* Excerpted data
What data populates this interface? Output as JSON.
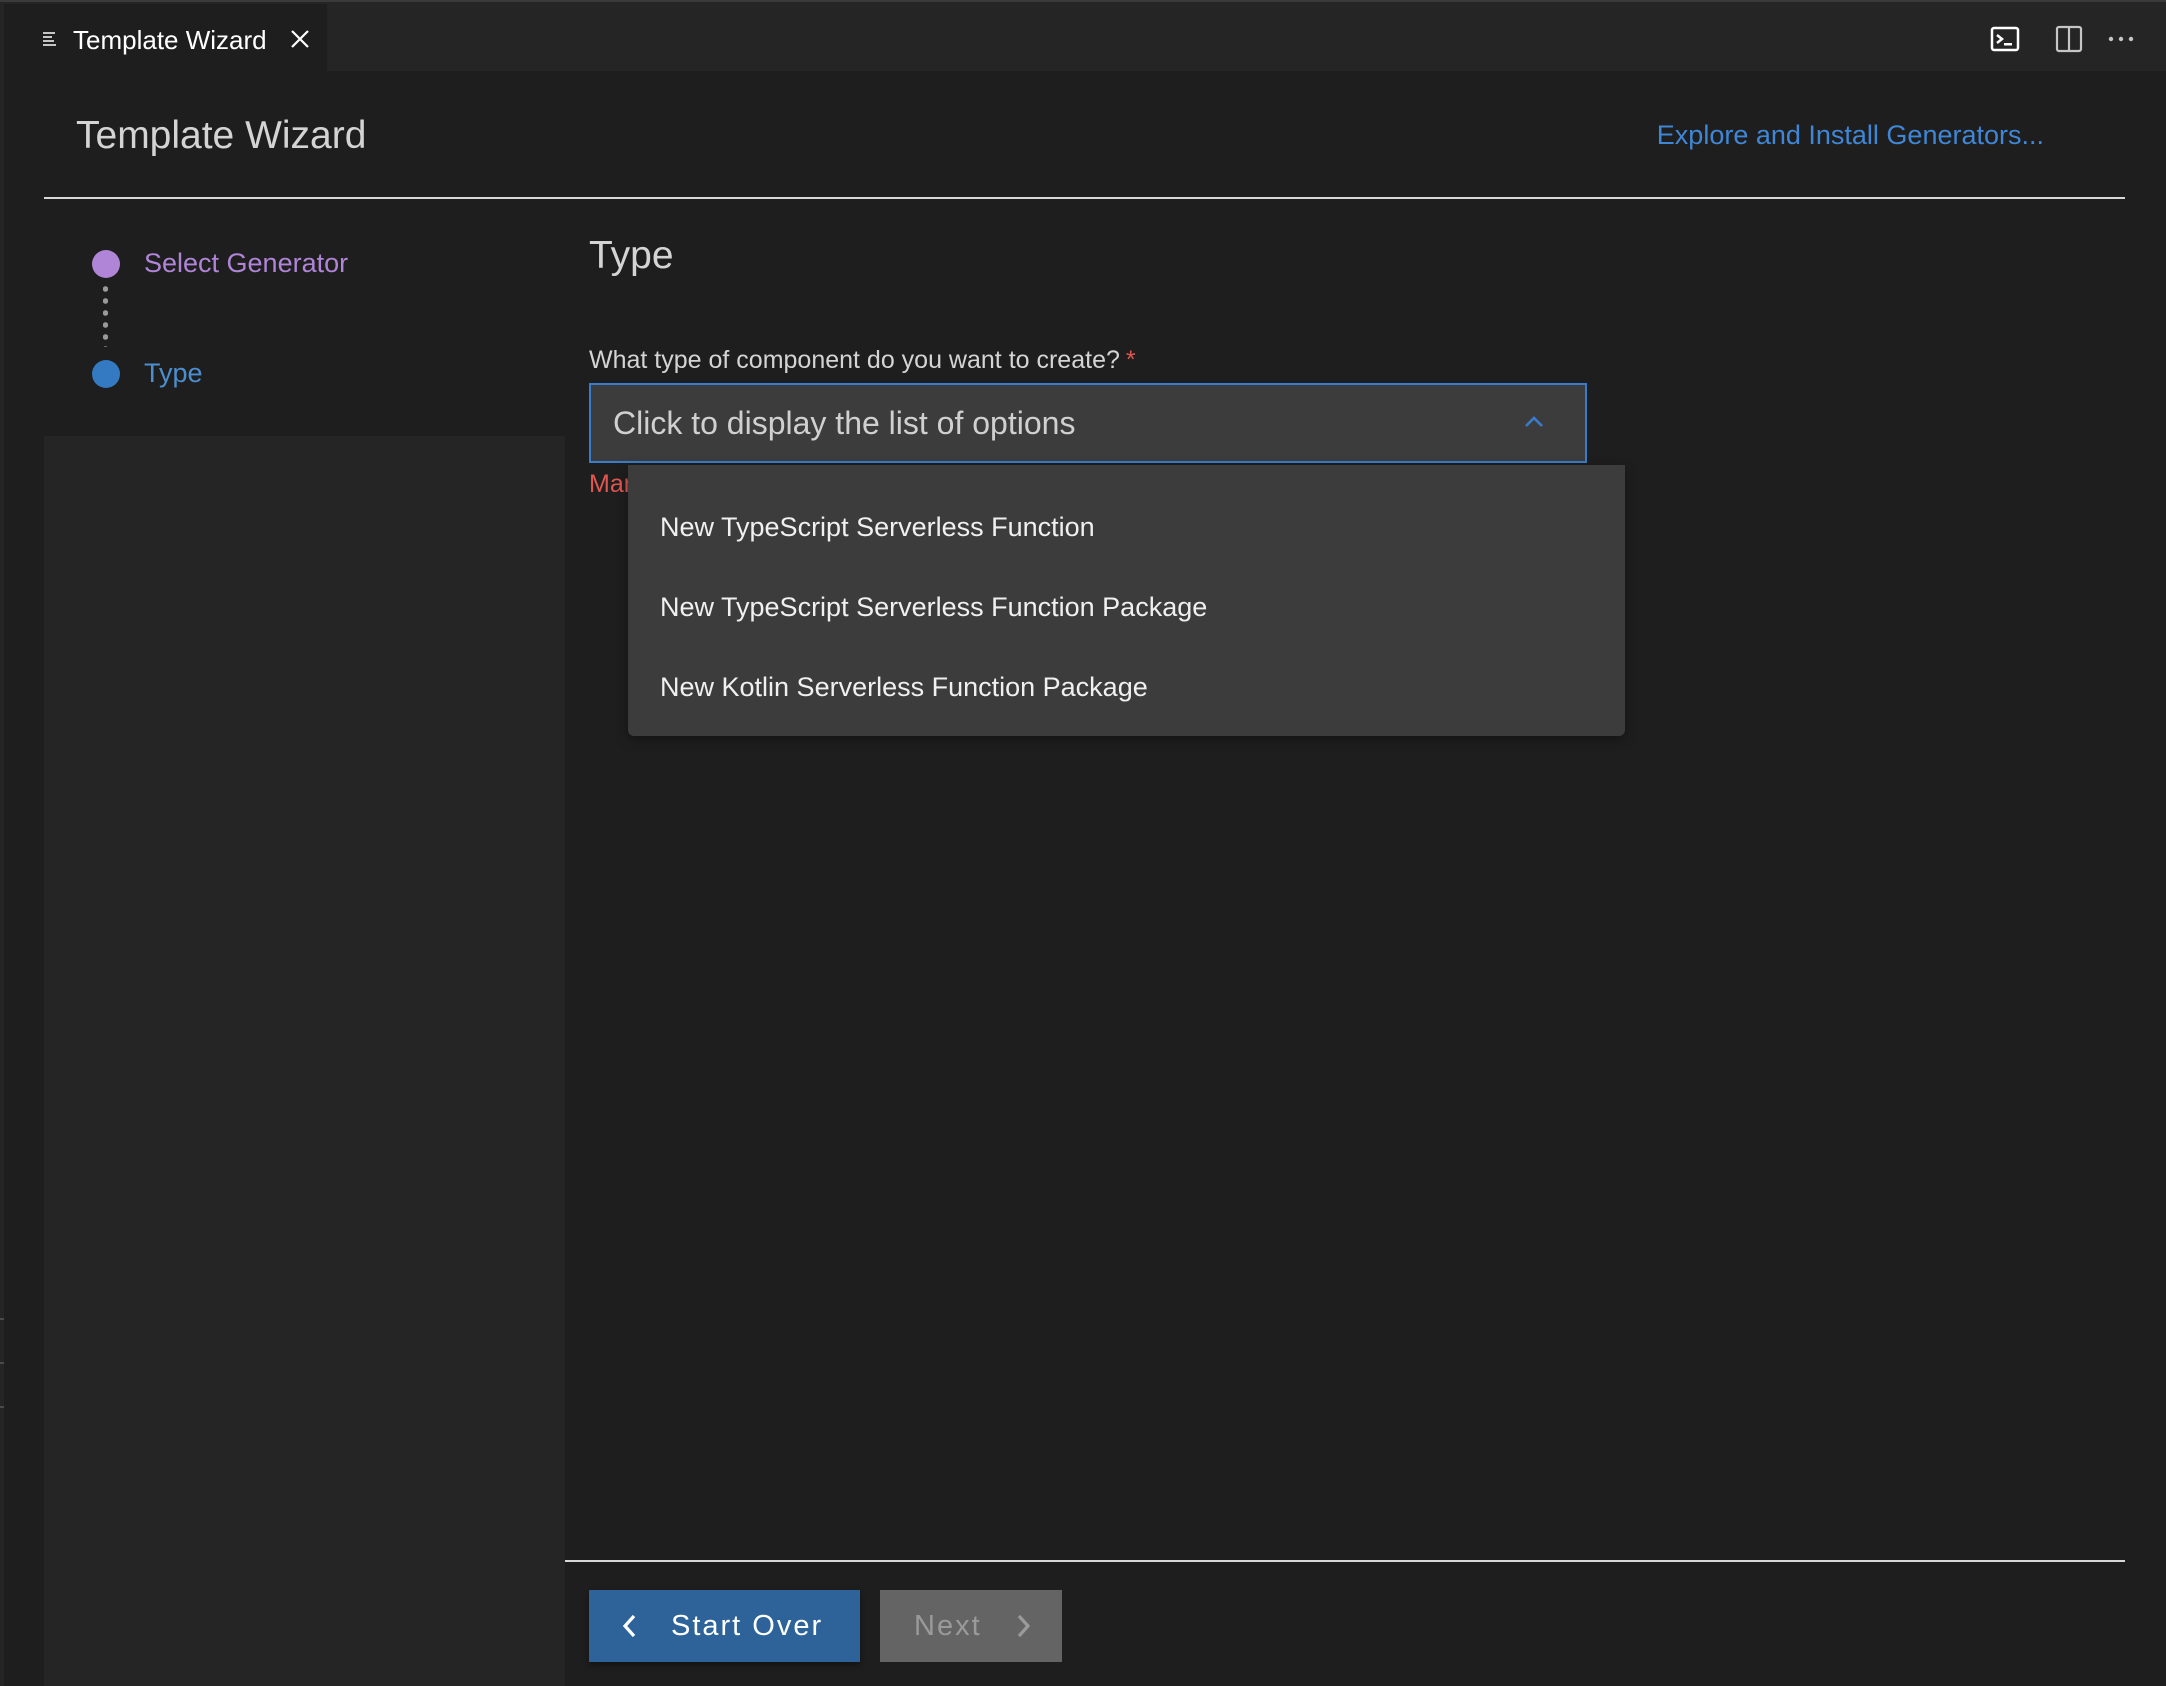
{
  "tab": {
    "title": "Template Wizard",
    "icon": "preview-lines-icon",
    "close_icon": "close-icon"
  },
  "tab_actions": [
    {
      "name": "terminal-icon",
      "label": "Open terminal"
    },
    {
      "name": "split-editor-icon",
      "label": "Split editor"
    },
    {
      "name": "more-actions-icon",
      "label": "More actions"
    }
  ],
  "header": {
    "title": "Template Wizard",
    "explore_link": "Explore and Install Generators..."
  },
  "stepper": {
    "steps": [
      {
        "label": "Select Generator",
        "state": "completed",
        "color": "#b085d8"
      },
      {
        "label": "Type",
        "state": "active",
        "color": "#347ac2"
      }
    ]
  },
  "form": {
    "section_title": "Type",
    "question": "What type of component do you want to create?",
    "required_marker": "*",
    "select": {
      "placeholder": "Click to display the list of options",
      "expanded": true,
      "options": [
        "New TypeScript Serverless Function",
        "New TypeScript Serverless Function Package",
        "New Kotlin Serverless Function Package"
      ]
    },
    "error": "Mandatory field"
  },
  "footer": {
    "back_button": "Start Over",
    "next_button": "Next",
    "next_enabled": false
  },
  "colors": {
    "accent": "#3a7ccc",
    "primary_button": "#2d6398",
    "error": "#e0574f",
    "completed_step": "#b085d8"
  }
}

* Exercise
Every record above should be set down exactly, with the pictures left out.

* Written answer
What data populates this interface? Output as JSON.
{
  "tab": {
    "title": "Template Wizard",
    "icon": "preview-lines-icon",
    "close_icon": "close-icon"
  },
  "tab_actions": [
    {
      "name": "terminal-icon",
      "label": "Open terminal"
    },
    {
      "name": "split-editor-icon",
      "label": "Split editor"
    },
    {
      "name": "more-actions-icon",
      "label": "More actions"
    }
  ],
  "header": {
    "title": "Template Wizard",
    "explore_link": "Explore and Install Generators..."
  },
  "stepper": {
    "steps": [
      {
        "label": "Select Generator",
        "state": "completed",
        "color": "#b085d8"
      },
      {
        "label": "Type",
        "state": "active",
        "color": "#347ac2"
      }
    ]
  },
  "form": {
    "section_title": "Type",
    "question": "What type of component do you want to create?",
    "required_marker": "*",
    "select": {
      "placeholder": "Click to display the list of options",
      "expanded": true,
      "options": [
        "New TypeScript Serverless Function",
        "New TypeScript Serverless Function Package",
        "New Kotlin Serverless Function Package"
      ]
    },
    "error": "Mandatory field"
  },
  "footer": {
    "back_button": "Start Over",
    "next_button": "Next",
    "next_enabled": false
  },
  "colors": {
    "accent": "#3a7ccc",
    "primary_button": "#2d6398",
    "error": "#e0574f",
    "completed_step": "#b085d8"
  }
}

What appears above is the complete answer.